# [AIM OF THE TASK]
Report all lines of the records that contain "with".

-- DATA RECORDS follows --

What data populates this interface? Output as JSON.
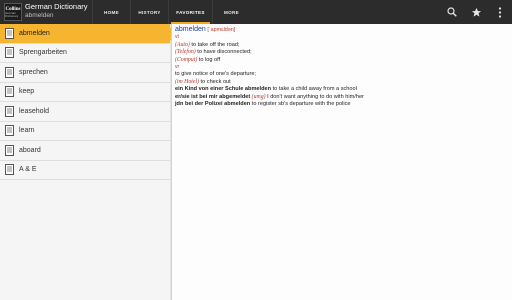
{
  "app": {
    "logo_line1": "Collins",
    "logo_line2": "German Dictionary",
    "title": "German Dictionary",
    "subtitle": "abmelden"
  },
  "tabs": [
    {
      "label": "HOME",
      "active": false
    },
    {
      "label": "HISTORY",
      "active": false
    },
    {
      "label": "FAVORITES",
      "active": true
    },
    {
      "label": "MORE",
      "active": false
    }
  ],
  "actions": [
    {
      "icon": "search-icon"
    },
    {
      "icon": "star-icon"
    },
    {
      "icon": "overflow-menu-icon"
    }
  ],
  "favorites": [
    {
      "label": "abmelden",
      "selected": true
    },
    {
      "label": "Sprengarbeiten",
      "selected": false
    },
    {
      "label": "sprechen",
      "selected": false
    },
    {
      "label": "keep",
      "selected": false
    },
    {
      "label": "leasehold",
      "selected": false
    },
    {
      "label": "learn",
      "selected": false
    },
    {
      "label": "aboard",
      "selected": false
    },
    {
      "label": "A & E",
      "selected": false
    }
  ],
  "entry": {
    "headword": "abmelden",
    "pronunciation": "[ˈapmɛldən]",
    "sense1": {
      "pos": "vt",
      "lines": [
        {
          "label": "(Auto)",
          "text": " to take off the road;"
        },
        {
          "label": "(Telefon)",
          "text": " to have disconnected;"
        },
        {
          "label": "(Comput)",
          "text": " to log off"
        }
      ]
    },
    "sense2": {
      "pos": "vr",
      "line1": "to give notice of one's departure;",
      "line2_label": "(im Hotel)",
      "line2_text": " to check out"
    },
    "examples": [
      {
        "bold": "ein Kind von einer Schule abmelden",
        "label": "",
        "text": " to take a child away from a school"
      },
      {
        "bold": "er/sie ist bei mir abgemeldet",
        "label": " (umg)",
        "text": " I don't want anything to do with him/her"
      },
      {
        "bold": "jdn bei der Polizei abmelden",
        "label": "",
        "text": " to register sb's departure with the police"
      }
    ]
  },
  "colors": {
    "topbar": "#2c2c2c",
    "accent": "#f6b531",
    "headword": "#1c3f8a",
    "label": "#b03a2e"
  }
}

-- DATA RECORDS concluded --

# [RESPONSE TO THIS EXERCISE]
        "text": " I don't want anything to do with him/her"
        "text": " to register sb's departure with the police"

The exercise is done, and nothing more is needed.